I agree. (Note: The difference between the terms cryptography, cryptanalysis, cryptology, and cryptologist is left as an exercise for the reader.) I would say that the cybersecurity community has failed in this regard. While it is true that cryptography is the underlying technology that makes it possible to secure the Internet, it is still too complicated for the general user to leverage. In light of the Edward Snowden revelations —that we not only have to worry about foreign governments spying on our electronic transmissions, but we also have to worry about our own government doing it—the fact that most people do not know how to encrypt their own email messages as a matter of course is a testament to our industry’s failure.
Schneier makes a distinction between computer and network security, that the conga line of security tools that make up the security stack at the network perimeter is not the same as the set of tools you need to secure the endpoint. While this is still true today, the cybersecurity community has merged these two ideas together since Schneier’s book was published.

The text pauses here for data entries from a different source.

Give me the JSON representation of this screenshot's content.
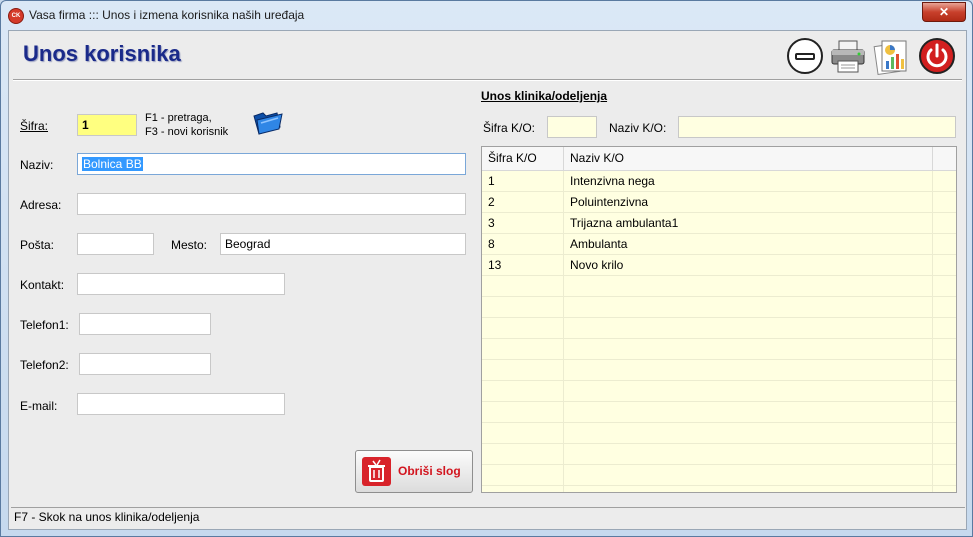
{
  "window": {
    "icon_text": "CK",
    "title": "Vasa firma ::: Unos i izmena korisnika naših uređaja",
    "close_glyph": "✕"
  },
  "page": {
    "title": "Unos korisnika"
  },
  "toolbar": {
    "icons": [
      "minimize-icon",
      "printer-icon",
      "report-chart-icon",
      "power-icon"
    ]
  },
  "form": {
    "sifra": {
      "label": "Šifra:",
      "value": "1"
    },
    "hint_line1": "F1 - pretraga,",
    "hint_line2": "F3 - novi korisnik",
    "naziv": {
      "label": "Naziv:",
      "value": "Bolnica BB"
    },
    "adresa": {
      "label": "Adresa:",
      "value": ""
    },
    "posta": {
      "label": "Pošta:",
      "value": ""
    },
    "mesto": {
      "label": "Mesto:",
      "value": "Beograd"
    },
    "kontakt": {
      "label": "Kontakt:",
      "value": ""
    },
    "telefon1": {
      "label": "Telefon1:",
      "value": ""
    },
    "telefon2": {
      "label": "Telefon2:",
      "value": ""
    },
    "email": {
      "label": "E-mail:",
      "value": ""
    }
  },
  "delete_button": {
    "label": "Obriši slog"
  },
  "klinike": {
    "title": "Unos klinika/odeljenja",
    "sifra_label": "Šifra K/O:",
    "sifra_value": "",
    "naziv_label": "Naziv K/O:",
    "naziv_value": "",
    "columns": [
      "Šifra K/O",
      "Naziv K/O"
    ],
    "rows": [
      {
        "sifra": "1",
        "naziv": "Intenzivna nega"
      },
      {
        "sifra": "2",
        "naziv": "Poluintenzivna"
      },
      {
        "sifra": "3",
        "naziv": "Trijazna ambulanta1"
      },
      {
        "sifra": "8",
        "naziv": "Ambulanta"
      },
      {
        "sifra": "13",
        "naziv": "Novo krilo"
      }
    ]
  },
  "status_bar": {
    "text": "F7 - Skok na unos klinika/odeljenja"
  },
  "colors": {
    "title": "#1a2a8a",
    "sifra_field": "#ffff80",
    "grid_bg": "#ffffe1",
    "delete_label": "#d2141e",
    "selection": "#3399ff"
  }
}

The thought is that it does not make sense to consider network and endpoint security separately; it makes more sense to think of everything as a system, as we do at Palo Alto Networks. As organizations develop indicators of compromise at both the network and endpoint layers, essentially the Kill Chain model, the cybersecurity community can develop advanced adversary profiles about the attacker’s campaign plan.
In conclusion, the ideas Schneier examines in Secrets and Lies were years ahead of their time. They show the cybersecurity industry just how far we have come and how far we still have to go. Because of this, Secrets and Lies is a candidate for the cybersecurity canon, and you should have read it by now.
*Full disclosure: The first civilian job I took after I retired from the US Army was with the company that Bruce Schneier founded called Counterpane, so I may be a little biased.